The more things change, the more they stay the same.
The year 2008 marks two important milestones for our Embedded franchise, which consists Embedded.com, this magazine, and the Embedded Systems Conference. In April, we will hold the 20th Annual California-based Embedded Systems Conference. And then later in the year, November to be exact, we'll mark 20 years of publishing Embedded Systems Design magazine (although it was known as Embedded Systems Programming for its first 17 years).
There's a common phrase that definitely applies here: the more things change, the more they stay the same. Back in 1988, 8-bit microcontrollers were shipping in huge volumes, clearly dominating the micro scene in terms of units shipped. Today, while the 8-bit micros themselves have changed dramatically, they're still the leader, by a wide margin. And some of those same cores, like the 8051, are still in use.

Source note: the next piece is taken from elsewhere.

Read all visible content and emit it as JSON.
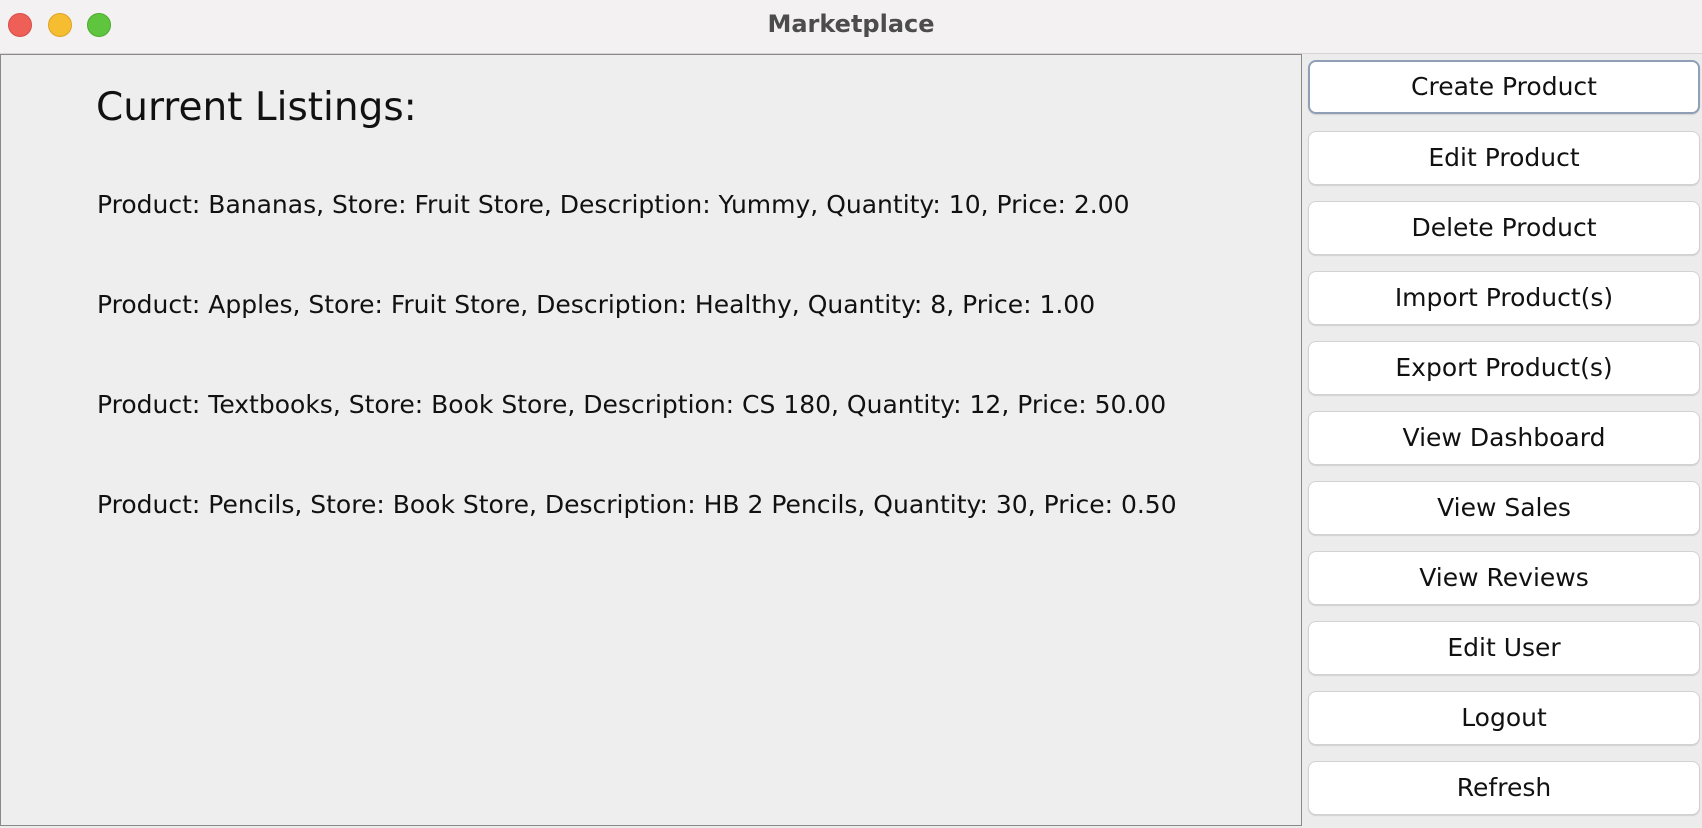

Throughout 2008, we'll be sprinkling in various items to commemorate our 20-year anniversary. For example, in each issue, we'll reprint one item that appeared 20 years ago. But it's not for nostalgic reasons. It's because that information is as relevant today as it was 20 years ago. While most of the articles we publish are available on Embedded.com, the articles from 20 years ago are not. We didn't start posting articles until 1996.
In addition, we'll be looking for information from our readers. For example, what do you consider the most important achievement in the embedded space in the last 20 years? Who has been the most influential individual? Software vendor? Hardware vendor? Do you have an anecdotal story relating to your job in the embedded industry?
What's the most significant thing that's happened to you at an Embedded Systems Conference (ESC) over the last 20 years? How many ESCs have you attended? Can you recall a career changing moment that occurred at an ESC?
We want to hear from you. Go into the Forums section on Embedded.com and let us hear from you. In addition, you'll be hearing stories from the folks on our team, discussing some of the most memorable “embedded” moments that have occurred over the past 20 years. We'll also be taking a peek into the future, giving you a clue as to what you can expect to see in the embedded space over the next 20 years.
Richard Nass is editor in chief of Embedded Systems Design magazine. He can be reached at .